Myron’s ancient Greek sculpture depicts a male discus thrower. The sculptor captures the tension in the still moment, that split second just before the discus is thrown where all physical and mental power is intensively accumulated.
The Discobolus expresses the ancient Greek spirit of the age. Homer’s ‘aiein aristevein’ translated as ‘always be excellent’, is the essence of this spirit. The Greek athlete is an Olympic symbol. The Olympic Landmark is the Discobolus.
The landmark attempts to incorporate in its form the essence of the Discobolus. The issues of excellency, capturing motion and tension are taken on board.
Excellency: The Paris bid for the Olympics of 2012 embraces Homer’s gesture of always being excellent: Paris, the city of light, is a city with a brilliant past and present. The bid turns into the starting point of a great future; the Olympic Landmark offering a panorama in the city and in history becomes an emblem, an icon, and a builder of the future.
Capturing motion: Myron’s Discobolus illustrates controlled tension and potential energy, limited to one plane, with very little depth to it. The discus thrower is a carefully composed study of frozen motion. The composition is made up of a series of interlocking arcs.
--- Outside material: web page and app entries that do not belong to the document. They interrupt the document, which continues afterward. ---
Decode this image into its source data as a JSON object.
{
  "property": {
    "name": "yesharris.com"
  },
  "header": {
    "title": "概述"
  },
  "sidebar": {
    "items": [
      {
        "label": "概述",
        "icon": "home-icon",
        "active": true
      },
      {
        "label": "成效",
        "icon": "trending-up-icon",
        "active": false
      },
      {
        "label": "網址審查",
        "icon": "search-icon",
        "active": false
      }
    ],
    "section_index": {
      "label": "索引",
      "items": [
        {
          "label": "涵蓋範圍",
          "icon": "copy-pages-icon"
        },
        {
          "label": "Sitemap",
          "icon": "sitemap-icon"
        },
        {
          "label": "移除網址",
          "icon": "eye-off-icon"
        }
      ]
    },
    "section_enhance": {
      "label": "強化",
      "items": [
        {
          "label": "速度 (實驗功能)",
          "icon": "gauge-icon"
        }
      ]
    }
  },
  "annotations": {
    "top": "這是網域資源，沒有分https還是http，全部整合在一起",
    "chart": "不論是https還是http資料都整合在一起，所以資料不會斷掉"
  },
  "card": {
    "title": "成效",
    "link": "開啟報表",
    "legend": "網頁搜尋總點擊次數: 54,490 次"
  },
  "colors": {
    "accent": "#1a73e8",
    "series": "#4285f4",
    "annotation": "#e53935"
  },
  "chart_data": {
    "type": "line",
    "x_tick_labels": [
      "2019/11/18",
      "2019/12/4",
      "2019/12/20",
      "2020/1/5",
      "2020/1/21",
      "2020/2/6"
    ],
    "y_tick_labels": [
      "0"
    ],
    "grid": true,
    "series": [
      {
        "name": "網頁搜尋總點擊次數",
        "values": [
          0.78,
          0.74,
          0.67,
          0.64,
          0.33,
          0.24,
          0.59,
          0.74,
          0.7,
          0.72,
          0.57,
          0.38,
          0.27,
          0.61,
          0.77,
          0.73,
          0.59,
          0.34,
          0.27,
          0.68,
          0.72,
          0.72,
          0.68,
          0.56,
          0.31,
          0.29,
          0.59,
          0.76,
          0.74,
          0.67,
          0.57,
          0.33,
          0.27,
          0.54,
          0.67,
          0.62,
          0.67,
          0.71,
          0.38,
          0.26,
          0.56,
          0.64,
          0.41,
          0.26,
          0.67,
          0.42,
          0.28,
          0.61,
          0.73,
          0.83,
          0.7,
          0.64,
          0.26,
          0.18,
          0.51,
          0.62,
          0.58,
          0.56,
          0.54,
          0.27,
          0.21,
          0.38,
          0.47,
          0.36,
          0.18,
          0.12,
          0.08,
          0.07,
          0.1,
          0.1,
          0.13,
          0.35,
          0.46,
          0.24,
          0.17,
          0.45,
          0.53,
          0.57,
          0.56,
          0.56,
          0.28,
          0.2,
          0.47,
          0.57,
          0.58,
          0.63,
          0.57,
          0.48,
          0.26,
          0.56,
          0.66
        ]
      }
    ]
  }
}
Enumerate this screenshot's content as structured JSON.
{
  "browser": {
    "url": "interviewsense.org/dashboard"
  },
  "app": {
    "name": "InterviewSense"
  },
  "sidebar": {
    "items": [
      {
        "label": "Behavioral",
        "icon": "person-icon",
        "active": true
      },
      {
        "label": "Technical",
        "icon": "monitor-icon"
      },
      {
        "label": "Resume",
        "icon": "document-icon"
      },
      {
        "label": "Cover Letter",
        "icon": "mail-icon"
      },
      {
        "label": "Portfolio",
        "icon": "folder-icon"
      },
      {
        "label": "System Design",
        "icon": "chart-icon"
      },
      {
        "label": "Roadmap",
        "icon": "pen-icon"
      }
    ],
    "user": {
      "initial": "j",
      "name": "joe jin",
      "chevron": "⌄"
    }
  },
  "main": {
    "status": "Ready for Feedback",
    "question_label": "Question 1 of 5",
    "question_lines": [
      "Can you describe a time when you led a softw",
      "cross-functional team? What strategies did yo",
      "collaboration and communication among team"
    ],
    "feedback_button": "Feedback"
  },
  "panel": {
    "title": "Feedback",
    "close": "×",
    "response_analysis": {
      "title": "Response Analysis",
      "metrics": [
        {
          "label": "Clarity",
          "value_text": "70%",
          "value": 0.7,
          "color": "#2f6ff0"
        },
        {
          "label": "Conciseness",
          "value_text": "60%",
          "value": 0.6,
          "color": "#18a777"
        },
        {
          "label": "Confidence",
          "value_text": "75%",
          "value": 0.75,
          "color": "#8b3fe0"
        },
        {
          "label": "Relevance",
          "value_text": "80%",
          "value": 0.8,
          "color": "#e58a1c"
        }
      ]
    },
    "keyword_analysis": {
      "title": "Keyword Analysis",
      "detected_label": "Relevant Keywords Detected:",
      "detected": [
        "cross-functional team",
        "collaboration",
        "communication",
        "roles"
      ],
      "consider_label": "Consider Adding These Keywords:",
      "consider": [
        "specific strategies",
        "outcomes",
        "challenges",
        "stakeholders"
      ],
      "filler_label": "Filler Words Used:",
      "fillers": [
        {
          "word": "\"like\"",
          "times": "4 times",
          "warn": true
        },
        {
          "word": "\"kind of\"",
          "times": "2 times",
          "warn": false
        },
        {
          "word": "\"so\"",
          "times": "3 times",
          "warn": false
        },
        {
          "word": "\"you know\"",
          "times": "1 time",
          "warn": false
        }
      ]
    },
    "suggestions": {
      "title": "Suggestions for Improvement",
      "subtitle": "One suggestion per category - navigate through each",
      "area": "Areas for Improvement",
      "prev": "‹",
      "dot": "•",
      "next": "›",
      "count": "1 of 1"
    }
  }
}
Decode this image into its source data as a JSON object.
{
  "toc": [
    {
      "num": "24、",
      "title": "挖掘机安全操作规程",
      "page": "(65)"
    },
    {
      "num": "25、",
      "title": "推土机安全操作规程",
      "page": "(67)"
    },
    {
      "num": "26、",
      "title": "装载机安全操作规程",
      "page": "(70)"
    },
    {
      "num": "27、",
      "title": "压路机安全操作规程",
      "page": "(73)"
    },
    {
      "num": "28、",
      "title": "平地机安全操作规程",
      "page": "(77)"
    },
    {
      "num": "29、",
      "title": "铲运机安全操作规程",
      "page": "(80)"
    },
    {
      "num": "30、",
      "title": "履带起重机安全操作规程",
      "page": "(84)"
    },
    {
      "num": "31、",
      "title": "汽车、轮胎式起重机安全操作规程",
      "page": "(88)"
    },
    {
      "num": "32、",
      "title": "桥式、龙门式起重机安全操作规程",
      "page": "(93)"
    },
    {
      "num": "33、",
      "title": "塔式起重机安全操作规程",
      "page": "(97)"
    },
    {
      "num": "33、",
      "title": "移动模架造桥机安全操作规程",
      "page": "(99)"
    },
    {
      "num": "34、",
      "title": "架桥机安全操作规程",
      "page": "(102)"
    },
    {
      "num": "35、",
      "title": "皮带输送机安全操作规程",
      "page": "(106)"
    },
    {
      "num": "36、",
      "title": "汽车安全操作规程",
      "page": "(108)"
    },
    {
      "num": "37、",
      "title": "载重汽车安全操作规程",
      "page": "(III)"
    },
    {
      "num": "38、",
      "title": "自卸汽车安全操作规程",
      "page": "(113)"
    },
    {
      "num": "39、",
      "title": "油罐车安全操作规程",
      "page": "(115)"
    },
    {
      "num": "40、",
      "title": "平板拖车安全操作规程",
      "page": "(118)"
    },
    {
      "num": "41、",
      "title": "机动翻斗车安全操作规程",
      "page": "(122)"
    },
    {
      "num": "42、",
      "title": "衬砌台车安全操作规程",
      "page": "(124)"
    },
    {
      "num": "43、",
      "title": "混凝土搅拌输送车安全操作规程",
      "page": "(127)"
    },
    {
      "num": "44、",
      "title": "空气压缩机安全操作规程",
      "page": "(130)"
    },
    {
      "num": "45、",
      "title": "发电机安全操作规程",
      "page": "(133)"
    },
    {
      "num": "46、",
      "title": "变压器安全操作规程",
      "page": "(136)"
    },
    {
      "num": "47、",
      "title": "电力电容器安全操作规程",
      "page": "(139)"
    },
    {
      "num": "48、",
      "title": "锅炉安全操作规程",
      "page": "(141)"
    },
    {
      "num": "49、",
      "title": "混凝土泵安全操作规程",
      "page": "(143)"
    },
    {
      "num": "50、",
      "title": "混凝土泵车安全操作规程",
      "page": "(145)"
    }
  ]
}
The project aims to be as Olympic as it can be through its reference to the Discobolus and as Parisian as it can be through its Gothic references which influence its structural form. The gothic tradition’s seek of the sublime is depicted through the decorative patterns of the ‘gothic arc’ and the structural quality of gothic architecture as expressed by Viollet le Duc.